Current Affairs

Current Affairs




Financial sector thriving

Jamaica Gleaner
Wednesday, September 25, 2002

The Bank of Jamaica building - file

THE ASSET base of the island's six commercial banks totalled just over $257.6 billion as at June 30, this year, with the Bank of Nova Scotia (BNS) Jamaica taking the biggest slice of the pie with almost $99.6 billion.

The remainder is shared between National Commercial Bank (NCB), which had total assets of $92.7 billion; followed by RBTT Jamaica, which had $32.8 billion; CIBC Jamaica, with $17.9 billion; Citibank NA, which had assets of $10.1 billion, and the Grace, Kennedy & Company controlled First Global Bank, which had a base of $4.3 billion.

According to the unaudited assets and liabilities of commercial banks, published by the Bank of Jamaica (BoJ), total liabilities, including deposits, were $232.2 billion. Deposits in BNS totalled $72 billion, followed by NCB with just under $61.8 billion, RBTT $15.2 billion, CIBC $13.4 billion, Citibank $6.4 billion, and First Global $937.2 million.

The balance sheet showed, however, that NCB was capitalised to the tune of $9.7 billion, marginally better than BNS' $9.1 billion excess of assets over liabilities and better than their nearest rival RBTT, which reported a $4.3 billion capital base.

Published recently, the Central Bank report said a proposal put forward last year to amalgamate selected areas of the Caribbean operations of CIBC Canada and Barclays of the United Kingdom, was being assessed by and was subject to the final recommendation of the respective Caribbean regulators.

It also published the leading indicators of commercial banks, licencees under the Financial Institutions Act and Building Societies, showing that the total assets of commercial banks, including contingent liabilities, grew by about $37 billion during the year to June 2002. Deposits grew by about $19 billion to $169.9 billion during the period.

The BoJ report showed that the rate of past due loans to commercial banks exceeding three months declined to almost $2.8 billion from just under $3.6 billion last year.

The capital base of building societies improved from $3.6 billion two years ago to $4.9 billion at the end of June 2002. The BoJ report noted that significant improvement in the statutory capital base of building societies reflected in the data for 2000, was influenced by the exclusion of the capital impairment amassed by the Financial Sector Adjustment Company (FINSAC) intervened entities, which merged at the end of April 1999 and ceased operations at the end of September 1999.

The BoJ also reported the unaudited assets and liabilities of building societies, showing that Jamaica National Building Society (JNBS) led the way in terms of total assets, liabilities and capital. For the period to June 30, JNBS had an asset base of $24.8 billion, liabilities of just under $21.6 billion and a capital base of $3.2 billion.
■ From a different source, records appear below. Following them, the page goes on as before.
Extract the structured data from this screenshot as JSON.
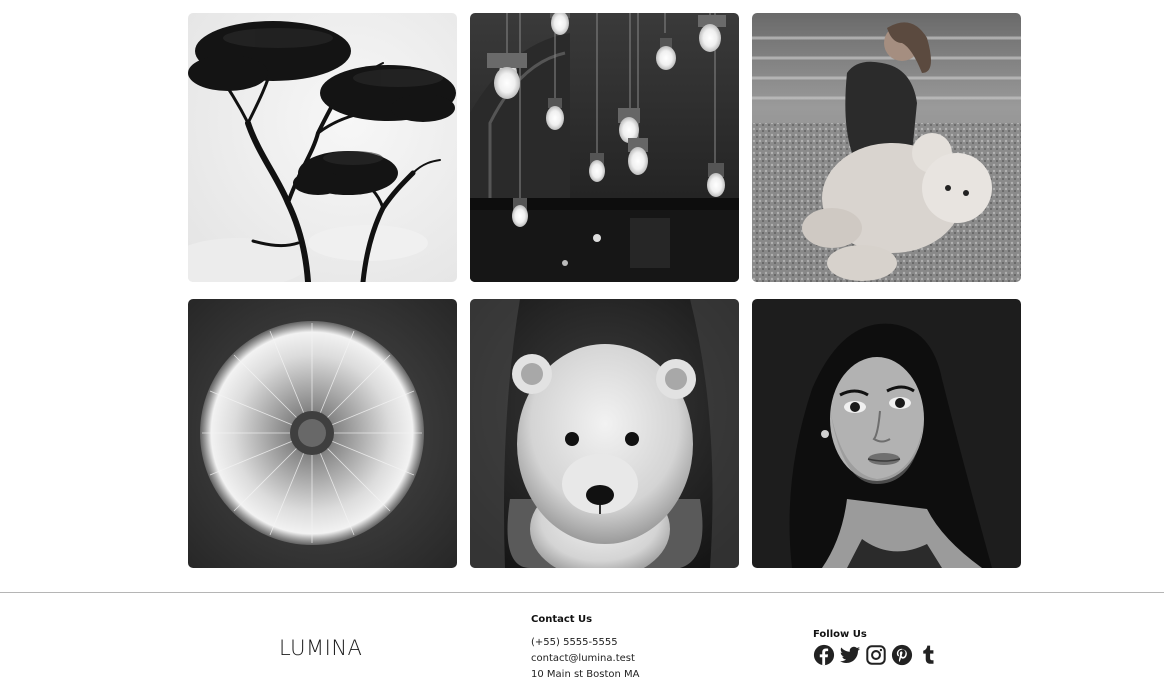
{
  "gallery": {
    "images": [
      {
        "subject": "tree-silhouette"
      },
      {
        "subject": "hanging-light-bulbs"
      },
      {
        "subject": "girl-with-teddy-bear"
      },
      {
        "subject": "dandelion"
      },
      {
        "subject": "polar-bear-cub"
      },
      {
        "subject": "woman-portrait"
      }
    ]
  },
  "footer": {
    "logo": "LUMINA",
    "contact": {
      "heading": "Contact Us",
      "phone": "(+55) 5555-5555",
      "email": "contact@lumina.test",
      "address": "10 Main st Boston MA"
    },
    "follow": {
      "heading": "Follow Us",
      "icons": [
        "facebook-icon",
        "twitter-icon",
        "instagram-icon",
        "pinterest-icon",
        "tumblr-icon"
      ]
    }
  },
  "colors": {
    "rule": "#b5b5b5",
    "icon": "#222222",
    "logo_glow": "#f6ede0"
  }
}
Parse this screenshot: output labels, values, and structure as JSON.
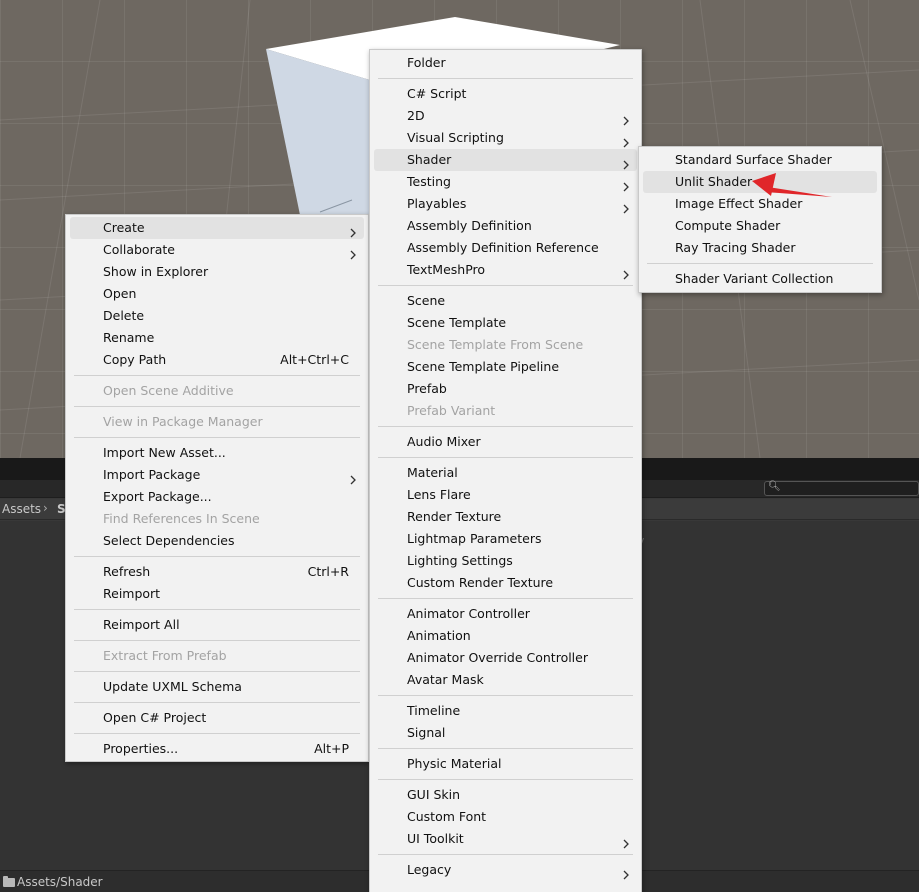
{
  "context_menu": {
    "items": [
      {
        "label": "Create",
        "shortcut": "",
        "submenu": true
      },
      {
        "label": "Collaborate",
        "shortcut": "",
        "submenu": true
      },
      {
        "label": "Show in Explorer",
        "shortcut": ""
      },
      {
        "label": "Open",
        "shortcut": ""
      },
      {
        "label": "Delete",
        "shortcut": ""
      },
      {
        "label": "Rename",
        "shortcut": ""
      },
      {
        "label": "Copy Path",
        "shortcut": "Alt+Ctrl+C"
      },
      {
        "label": "Open Scene Additive",
        "disabled": true
      },
      {
        "label": "View in Package Manager",
        "disabled": true
      },
      {
        "label": "Import New Asset..."
      },
      {
        "label": "Import Package",
        "submenu": true
      },
      {
        "label": "Export Package..."
      },
      {
        "label": "Find References In Scene",
        "disabled": true
      },
      {
        "label": "Select Dependencies"
      },
      {
        "label": "Refresh",
        "shortcut": "Ctrl+R"
      },
      {
        "label": "Reimport"
      },
      {
        "label": "Reimport All"
      },
      {
        "label": "Extract From Prefab",
        "disabled": true
      },
      {
        "label": "Update UXML Schema"
      },
      {
        "label": "Open C# Project"
      },
      {
        "label": "Properties...",
        "shortcut": "Alt+P"
      }
    ]
  },
  "create_menu": {
    "items": [
      {
        "label": "Folder"
      },
      {
        "label": "C# Script"
      },
      {
        "label": "2D",
        "submenu": true
      },
      {
        "label": "Visual Scripting",
        "submenu": true
      },
      {
        "label": "Shader",
        "submenu": true
      },
      {
        "label": "Testing",
        "submenu": true
      },
      {
        "label": "Playables",
        "submenu": true
      },
      {
        "label": "Assembly Definition"
      },
      {
        "label": "Assembly Definition Reference"
      },
      {
        "label": "TextMeshPro",
        "submenu": true
      },
      {
        "label": "Scene"
      },
      {
        "label": "Scene Template"
      },
      {
        "label": "Scene Template From Scene",
        "disabled": true
      },
      {
        "label": "Scene Template Pipeline"
      },
      {
        "label": "Prefab"
      },
      {
        "label": "Prefab Variant",
        "disabled": true
      },
      {
        "label": "Audio Mixer"
      },
      {
        "label": "Material"
      },
      {
        "label": "Lens Flare"
      },
      {
        "label": "Render Texture"
      },
      {
        "label": "Lightmap Parameters"
      },
      {
        "label": "Lighting Settings"
      },
      {
        "label": "Custom Render Texture"
      },
      {
        "label": "Animator Controller"
      },
      {
        "label": "Animation"
      },
      {
        "label": "Animator Override Controller"
      },
      {
        "label": "Avatar Mask"
      },
      {
        "label": "Timeline"
      },
      {
        "label": "Signal"
      },
      {
        "label": "Physic Material"
      },
      {
        "label": "GUI Skin"
      },
      {
        "label": "Custom Font"
      },
      {
        "label": "UI Toolkit",
        "submenu": true
      },
      {
        "label": "Legacy",
        "submenu": true
      }
    ]
  },
  "shader_menu": {
    "items": [
      {
        "label": "Standard Surface Shader"
      },
      {
        "label": "Unlit Shader"
      },
      {
        "label": "Image Effect Shader"
      },
      {
        "label": "Compute Shader"
      },
      {
        "label": "Ray Tracing Shader"
      },
      {
        "label": "Shader Variant Collection"
      }
    ]
  },
  "project": {
    "breadcrumb_root": "Assets",
    "breadcrumb_folder": "S",
    "empty_hint": "pty",
    "status_path": "Assets/Shader"
  },
  "colors": {
    "annotation_arrow": "#e0262a",
    "menu_bg": "#f2f2f2",
    "highlight": "#e2e2e2"
  }
}
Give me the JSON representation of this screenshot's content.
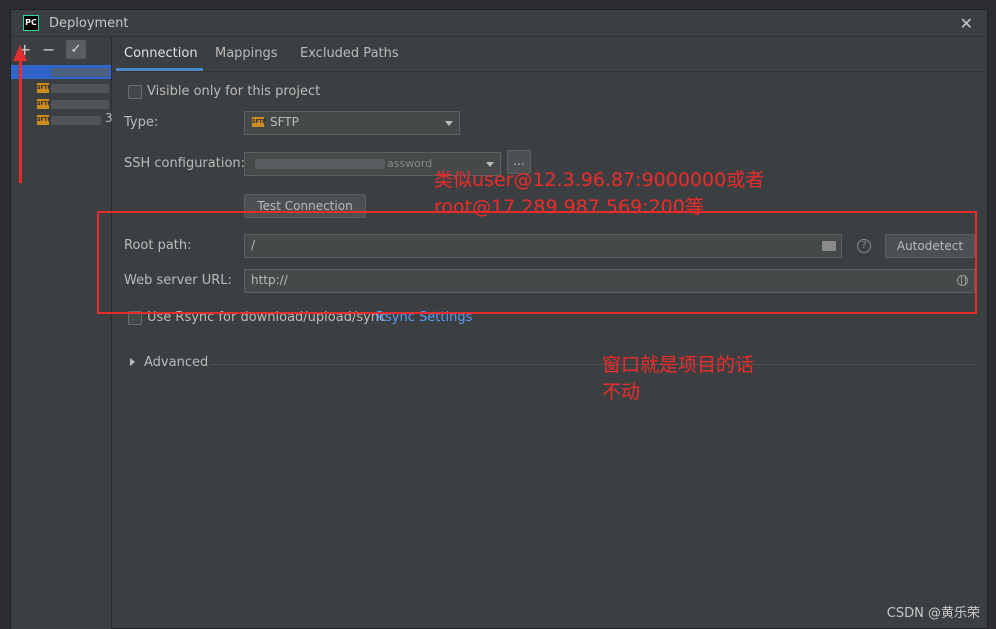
{
  "window": {
    "title": "Deployment",
    "app_icon": "PC",
    "close": "✕"
  },
  "sidebar": {
    "add": "+",
    "remove": "−",
    "check": "✓",
    "server_icon_text": "SFTP",
    "item_suffix": "3"
  },
  "tabs": [
    {
      "label": "Connection"
    },
    {
      "label": "Mappings"
    },
    {
      "label": "Excluded Paths"
    }
  ],
  "connection": {
    "visible_only_label": "Visible only for this project",
    "type_label": "Type:",
    "type_value": "SFTP",
    "type_icon_text": "SFTP",
    "ssh_label": "SSH configuration:",
    "ssh_suffix": "assword",
    "more_button": "...",
    "test_button": "Test Connection",
    "root_path_label": "Root path:",
    "root_path_value": "/",
    "help": "?",
    "autodetect_button": "Autodetect",
    "web_url_label": "Web server URL:",
    "web_url_value": "http://",
    "rsync_label": "Use Rsync for download/upload/sync",
    "rsync_link": "Rsync Settings",
    "advanced_label": "Advanced"
  },
  "annotations": {
    "line1": "类似user@12.3.96.87:9000000或者",
    "line2": "root@17.289.987.569:200等",
    "line3": "窗口就是项目的话",
    "line4": "不动"
  },
  "watermark": "CSDN @黄乐荣",
  "colors": {
    "accent": "#4a88c7",
    "annotation": "#e62d2d",
    "link": "#589df6",
    "selection": "#2f65ca"
  }
}
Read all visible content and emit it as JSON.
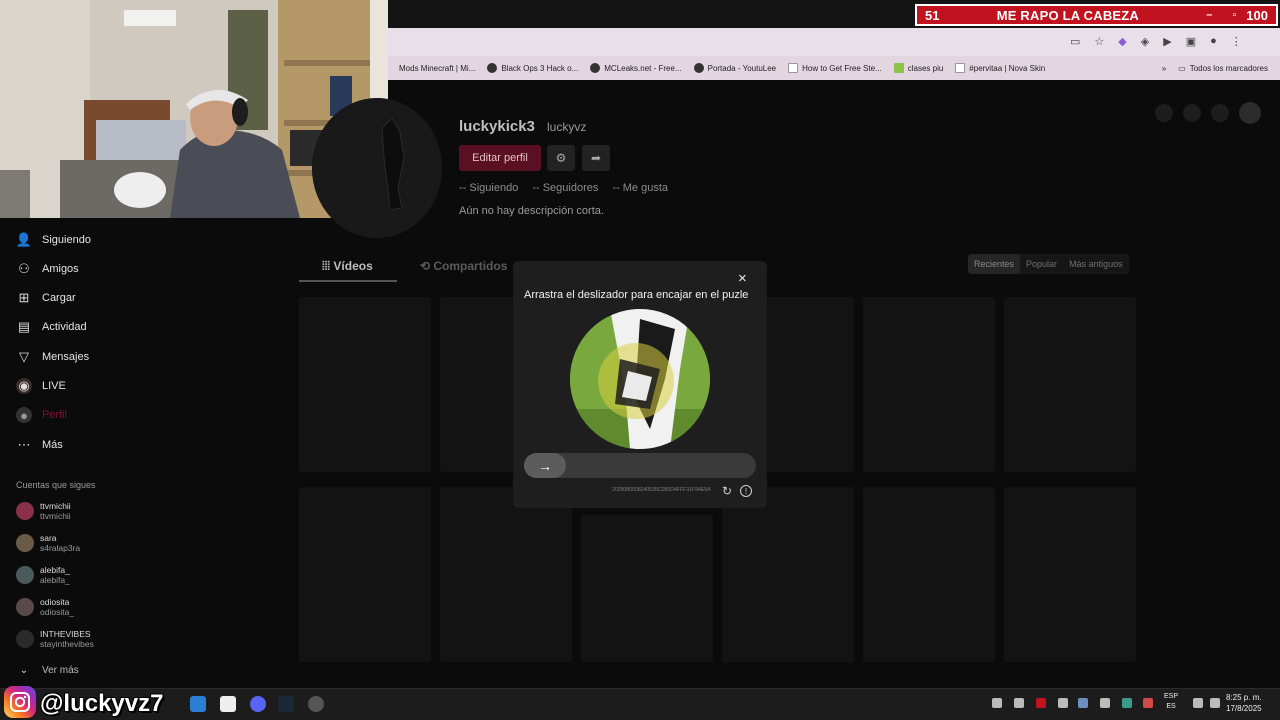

Its nearest rival was Victoria Mutual Building Society (VMBS), with assets of almost $21.2 billion, liabilities of $19.2 billion and a capital base of just under $2 billion. Scotia Jamaica Building Society (SJBS), a subsidiary of BNS, had assets of just under $6 billion, liabilities of some $4.9 billion and $1.1 billion in capital. CIBC Building Society had total assets of $1.1 billion, liabilities of about $931.4 million and a capital base of $180.9 million.

For the other licencees under the Financial Institutions Act, Capital & Credit Merchant Bank led the field with total assets of $13.5 billion, followed by Manufacturers Sigma Merchant Bank with just over $3 billion, CIBC Trust & Merchant Bank and Citimerchant Bank with $2.2 billion each, George & Branday with $1.6 billion, Pan-Caribbean Merchant Bank with total assets of $1.3 billion, Scotia Trust $1.1 billion, International Trust & Merchant Bank $984.8 million, MF&G Trust and Finance with $801.4 million, Issa Trust & Merchant Bank which has assets of $588.8 million, and DB&G Merchant Bank with $86.8 million.